During the evening I answer “calls” on our website. It’s a chat service and the topics can be on subjects like drug addiction, alcoholism and mental illness. During the last two weeks, about 7 out of 10 inquiries are as follows: “I have a 20 (something) year old son or daughter – addicted to heroin – what can I do”? This surprises me. Why are so many 20 something year olds using this drug?
What I know — in general, people begin taking drugs for a variety of reasons like:
- To feel good.
- To relieve suffering from anxiety, stress or depression,
- To do better, in an activity or social situation.
- Curiosity and “because others are doing it.”
I don’t fully understand the socio-economic trends that are
contributing to the heroin epidemic. However, I realize that the laws have tightened, regarding prescription opiates. Stricter laws to tend to cause some people, who are in pain, to turn to illegals measures. That said, I suspect there are a multitudes of reasons people are using this drug.
Is someone in your life using Heroin?
A heroin addiction may be difficult to speak about with a loved one. People who suffer from addiction are frequently not honest about their substance abuse. However, discussing heroin addiction could be a life-saving conversation. In order to discover the truth and really understand the depth of the problem, you may need to be a bit nosey. Identifying the signs of heroin addiction can be the first step toward your, or someone else’s, recovery.
Understanding the devices a person needs to use the drug and what it actually looks like can help you identify heroin use. In most cases, a heroin user needs certain paraphernalia items in order to actually consume the drug. Heroin can be injected, snorted, or smoked. Needles, pipes, and spoons with lighters are often used. Damaged veins are difficult to inject, so some addicts need to use rubber tubing or elastic bands to make their veins larger.

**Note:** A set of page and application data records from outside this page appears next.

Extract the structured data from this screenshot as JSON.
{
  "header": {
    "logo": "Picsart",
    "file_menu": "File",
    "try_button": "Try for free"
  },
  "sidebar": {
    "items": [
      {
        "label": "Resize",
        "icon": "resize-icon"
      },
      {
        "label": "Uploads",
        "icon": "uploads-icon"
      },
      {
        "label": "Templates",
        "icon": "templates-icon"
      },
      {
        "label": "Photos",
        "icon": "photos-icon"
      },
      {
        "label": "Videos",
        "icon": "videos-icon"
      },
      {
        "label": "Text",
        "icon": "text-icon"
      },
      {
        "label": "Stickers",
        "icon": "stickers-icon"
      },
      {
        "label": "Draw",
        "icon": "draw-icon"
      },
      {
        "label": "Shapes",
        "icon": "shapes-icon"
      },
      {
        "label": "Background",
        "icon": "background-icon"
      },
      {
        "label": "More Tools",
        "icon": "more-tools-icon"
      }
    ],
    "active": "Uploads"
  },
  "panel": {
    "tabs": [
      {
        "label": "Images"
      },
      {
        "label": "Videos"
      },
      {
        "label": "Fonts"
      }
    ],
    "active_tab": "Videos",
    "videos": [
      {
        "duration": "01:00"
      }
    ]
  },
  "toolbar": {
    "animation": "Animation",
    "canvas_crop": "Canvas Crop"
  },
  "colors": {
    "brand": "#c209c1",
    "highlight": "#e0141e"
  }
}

Heroin itself is a powdery, crumbly substance. It’s often off-white, but its color can range from white to dark brown. Black tar heroin gets its name from the way it looks. This type is a black, sticky substance.
Lifestyle Changes Caused by Heroin Addiction
A heroin addiction may be hard to identify at first. Over time, however, the addiction becomes more real and all-encompassing. A person who is addicted to heroin will soon worry more about getting their next dose than almost anything else.
Heroin injections cause needle marks, so many addicts wear long-sleeve clothing year round in order to hide their scars. Fearing their addiction will be revealed, heroin addicts may become withdrawn from friends and family members. Social and personal isolation is common among addicts. Work and personal relationships may also suffer. An addict may also have trouble with health and personal hygiene.
Medical Effects of Heroin Addiction
Heroin is a powerful opioid that can cause dangerous complications. Sometimes these complications can be life-threatening.
For example, heroin use can cause miscarriage. Some people may contract infectious diseases from needle use, such as HIV and hepatitis. A fatal overdose is also possible.
Long-term heroin use damages organs, the brain, and the skin. Addicts may develop kidney, liver, or heart disease because of their drug use. Additives in heroin may coagulate or clog blood vessels and veins. This can lead to strokes and permanent organ damage. Some additives are deadly and can kill a person within minutes. Unfortunately, it’s often impossible to tell what has been mixed with heroin unless you conduct tests. Many illegal drugs, such as heroin, are laced with dangerous substances that are only identified after a tragic accident.
Babies born to heroin addicts are often underweight. If the mother is using while pregnant, the baby may be born physically addicted to heroin, too. If this happens, the child may experience neonatal abstinence syndrome. The infant will need to detox and go through withdrawal after birth.
Getting Help for an Addiction
If you’re addicted to heroin and need help, reach out to a loved one or a doctor you can trust. They can help you find treatment facilities, medical help, and addiction experts who can help you get clean.
The first step to getting better is admitting you have a problem. Kicking your habit may not happen the first time you try it. Some people require multiple attempts before it finally lasts. However, determination and dedication can go along way to helping you—and the people you love—heal and move toward a happier, healthier life.